◆ **What you are asked to do**
From the listing below, work out the number of lines containing "Incolla" and give that number without comment.
++++ Information shown ++++
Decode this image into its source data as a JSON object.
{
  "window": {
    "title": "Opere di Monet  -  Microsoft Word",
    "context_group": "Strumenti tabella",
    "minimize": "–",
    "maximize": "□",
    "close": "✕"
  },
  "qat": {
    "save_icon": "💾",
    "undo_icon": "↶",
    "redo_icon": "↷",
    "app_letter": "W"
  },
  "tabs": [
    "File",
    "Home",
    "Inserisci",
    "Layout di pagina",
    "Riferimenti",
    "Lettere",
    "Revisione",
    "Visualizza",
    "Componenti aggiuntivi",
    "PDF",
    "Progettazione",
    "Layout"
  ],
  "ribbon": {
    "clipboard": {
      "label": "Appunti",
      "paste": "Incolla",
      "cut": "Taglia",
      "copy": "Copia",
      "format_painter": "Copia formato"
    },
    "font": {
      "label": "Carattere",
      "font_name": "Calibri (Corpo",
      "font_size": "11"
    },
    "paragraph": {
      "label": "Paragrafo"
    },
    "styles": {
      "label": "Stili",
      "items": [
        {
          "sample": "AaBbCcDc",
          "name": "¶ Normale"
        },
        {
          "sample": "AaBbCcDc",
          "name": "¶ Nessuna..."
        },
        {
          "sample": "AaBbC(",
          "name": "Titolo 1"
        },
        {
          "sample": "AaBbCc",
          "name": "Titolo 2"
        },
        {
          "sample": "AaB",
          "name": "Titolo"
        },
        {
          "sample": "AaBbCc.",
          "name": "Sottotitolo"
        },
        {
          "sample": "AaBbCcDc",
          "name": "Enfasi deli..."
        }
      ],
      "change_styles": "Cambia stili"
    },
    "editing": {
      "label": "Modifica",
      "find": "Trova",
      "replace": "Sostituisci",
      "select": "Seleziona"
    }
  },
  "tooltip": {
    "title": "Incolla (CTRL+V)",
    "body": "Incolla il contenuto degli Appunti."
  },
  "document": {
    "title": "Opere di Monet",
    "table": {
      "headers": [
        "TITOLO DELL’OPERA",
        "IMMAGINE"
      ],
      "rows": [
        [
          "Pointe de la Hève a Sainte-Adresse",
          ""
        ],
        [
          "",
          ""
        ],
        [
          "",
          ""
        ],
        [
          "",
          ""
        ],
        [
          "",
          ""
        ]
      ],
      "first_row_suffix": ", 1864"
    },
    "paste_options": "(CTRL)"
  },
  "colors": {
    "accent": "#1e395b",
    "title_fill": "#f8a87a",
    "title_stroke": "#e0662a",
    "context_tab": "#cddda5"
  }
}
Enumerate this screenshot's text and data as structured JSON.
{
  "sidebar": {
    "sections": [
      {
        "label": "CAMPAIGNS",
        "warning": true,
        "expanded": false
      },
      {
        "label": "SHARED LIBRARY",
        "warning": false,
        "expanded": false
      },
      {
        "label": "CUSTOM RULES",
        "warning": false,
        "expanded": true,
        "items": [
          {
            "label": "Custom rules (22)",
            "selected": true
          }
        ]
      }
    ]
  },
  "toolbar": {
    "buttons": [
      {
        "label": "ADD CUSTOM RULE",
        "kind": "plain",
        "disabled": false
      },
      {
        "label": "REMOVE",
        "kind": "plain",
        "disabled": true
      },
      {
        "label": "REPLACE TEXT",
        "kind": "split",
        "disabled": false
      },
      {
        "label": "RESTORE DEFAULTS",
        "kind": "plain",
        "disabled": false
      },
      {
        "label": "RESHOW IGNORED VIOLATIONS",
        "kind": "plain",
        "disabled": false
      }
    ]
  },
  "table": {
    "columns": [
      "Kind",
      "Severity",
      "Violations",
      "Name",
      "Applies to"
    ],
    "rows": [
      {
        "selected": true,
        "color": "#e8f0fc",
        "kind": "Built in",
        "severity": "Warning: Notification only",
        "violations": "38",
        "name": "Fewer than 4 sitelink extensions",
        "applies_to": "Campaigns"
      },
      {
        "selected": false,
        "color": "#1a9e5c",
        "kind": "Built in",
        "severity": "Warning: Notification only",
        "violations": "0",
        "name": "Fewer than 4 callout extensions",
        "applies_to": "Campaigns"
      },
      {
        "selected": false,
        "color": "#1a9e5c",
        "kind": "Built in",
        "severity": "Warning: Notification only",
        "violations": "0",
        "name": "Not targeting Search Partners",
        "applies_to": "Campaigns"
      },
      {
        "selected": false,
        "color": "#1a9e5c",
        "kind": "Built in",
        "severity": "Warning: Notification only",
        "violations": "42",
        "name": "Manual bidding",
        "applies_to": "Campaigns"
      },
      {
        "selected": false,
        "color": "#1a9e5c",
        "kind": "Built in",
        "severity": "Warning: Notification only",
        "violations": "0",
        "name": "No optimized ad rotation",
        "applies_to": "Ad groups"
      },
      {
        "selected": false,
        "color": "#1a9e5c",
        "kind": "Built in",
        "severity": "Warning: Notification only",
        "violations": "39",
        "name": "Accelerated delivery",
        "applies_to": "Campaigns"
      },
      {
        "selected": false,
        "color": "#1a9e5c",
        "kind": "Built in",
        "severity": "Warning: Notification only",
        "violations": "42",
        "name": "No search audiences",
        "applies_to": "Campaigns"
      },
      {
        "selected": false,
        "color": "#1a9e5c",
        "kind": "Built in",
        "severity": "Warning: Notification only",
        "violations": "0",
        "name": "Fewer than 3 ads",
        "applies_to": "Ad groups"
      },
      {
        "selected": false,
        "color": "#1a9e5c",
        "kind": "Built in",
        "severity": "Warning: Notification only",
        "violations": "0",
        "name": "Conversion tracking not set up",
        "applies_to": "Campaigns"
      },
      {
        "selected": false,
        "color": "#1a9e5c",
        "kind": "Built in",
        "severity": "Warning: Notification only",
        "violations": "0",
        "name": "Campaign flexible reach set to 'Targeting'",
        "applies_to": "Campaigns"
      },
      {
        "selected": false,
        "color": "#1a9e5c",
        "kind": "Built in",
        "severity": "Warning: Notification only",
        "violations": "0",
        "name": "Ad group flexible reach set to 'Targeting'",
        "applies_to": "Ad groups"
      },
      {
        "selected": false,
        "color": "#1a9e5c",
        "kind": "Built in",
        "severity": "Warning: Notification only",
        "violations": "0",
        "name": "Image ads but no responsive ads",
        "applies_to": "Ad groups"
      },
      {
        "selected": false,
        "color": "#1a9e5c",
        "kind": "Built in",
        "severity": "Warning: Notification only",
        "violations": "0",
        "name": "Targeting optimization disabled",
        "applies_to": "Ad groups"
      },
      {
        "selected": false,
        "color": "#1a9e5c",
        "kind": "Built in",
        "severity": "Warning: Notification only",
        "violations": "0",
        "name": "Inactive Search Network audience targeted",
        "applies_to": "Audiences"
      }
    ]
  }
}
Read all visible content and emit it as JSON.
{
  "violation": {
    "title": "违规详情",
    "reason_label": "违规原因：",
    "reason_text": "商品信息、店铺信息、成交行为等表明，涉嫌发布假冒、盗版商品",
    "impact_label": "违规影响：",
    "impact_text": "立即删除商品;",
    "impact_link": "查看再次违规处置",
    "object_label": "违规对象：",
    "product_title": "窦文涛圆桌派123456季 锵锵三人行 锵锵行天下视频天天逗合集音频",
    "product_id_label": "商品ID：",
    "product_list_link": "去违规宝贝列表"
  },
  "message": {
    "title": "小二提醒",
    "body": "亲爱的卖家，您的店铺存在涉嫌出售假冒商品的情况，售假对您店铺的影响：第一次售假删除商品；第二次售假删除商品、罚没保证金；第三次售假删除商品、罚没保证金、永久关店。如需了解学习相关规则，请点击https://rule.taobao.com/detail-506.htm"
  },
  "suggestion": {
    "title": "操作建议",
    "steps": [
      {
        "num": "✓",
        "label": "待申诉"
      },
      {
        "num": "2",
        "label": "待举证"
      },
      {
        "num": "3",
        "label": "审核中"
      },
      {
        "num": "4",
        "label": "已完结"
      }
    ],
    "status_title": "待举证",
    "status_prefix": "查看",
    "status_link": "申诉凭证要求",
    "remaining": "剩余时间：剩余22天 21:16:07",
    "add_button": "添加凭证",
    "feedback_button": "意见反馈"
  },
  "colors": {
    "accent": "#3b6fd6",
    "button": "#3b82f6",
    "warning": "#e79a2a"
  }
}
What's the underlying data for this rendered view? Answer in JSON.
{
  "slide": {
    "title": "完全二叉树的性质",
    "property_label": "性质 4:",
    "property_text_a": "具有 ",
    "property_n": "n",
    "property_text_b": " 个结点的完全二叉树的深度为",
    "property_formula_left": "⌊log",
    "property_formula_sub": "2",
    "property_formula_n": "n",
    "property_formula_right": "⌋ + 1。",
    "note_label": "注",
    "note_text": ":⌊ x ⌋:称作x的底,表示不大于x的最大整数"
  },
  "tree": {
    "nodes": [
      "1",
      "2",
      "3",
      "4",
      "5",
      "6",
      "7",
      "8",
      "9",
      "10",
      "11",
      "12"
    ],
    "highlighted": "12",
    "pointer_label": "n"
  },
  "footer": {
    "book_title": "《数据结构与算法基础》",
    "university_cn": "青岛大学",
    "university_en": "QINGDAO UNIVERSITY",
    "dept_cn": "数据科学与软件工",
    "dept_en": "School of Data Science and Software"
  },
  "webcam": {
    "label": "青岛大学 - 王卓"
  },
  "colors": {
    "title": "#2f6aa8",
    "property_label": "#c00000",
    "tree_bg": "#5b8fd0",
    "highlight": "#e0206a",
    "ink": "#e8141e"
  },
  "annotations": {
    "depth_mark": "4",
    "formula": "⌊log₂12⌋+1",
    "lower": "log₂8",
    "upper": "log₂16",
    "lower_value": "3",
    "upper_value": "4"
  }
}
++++
◆ **Response area**
3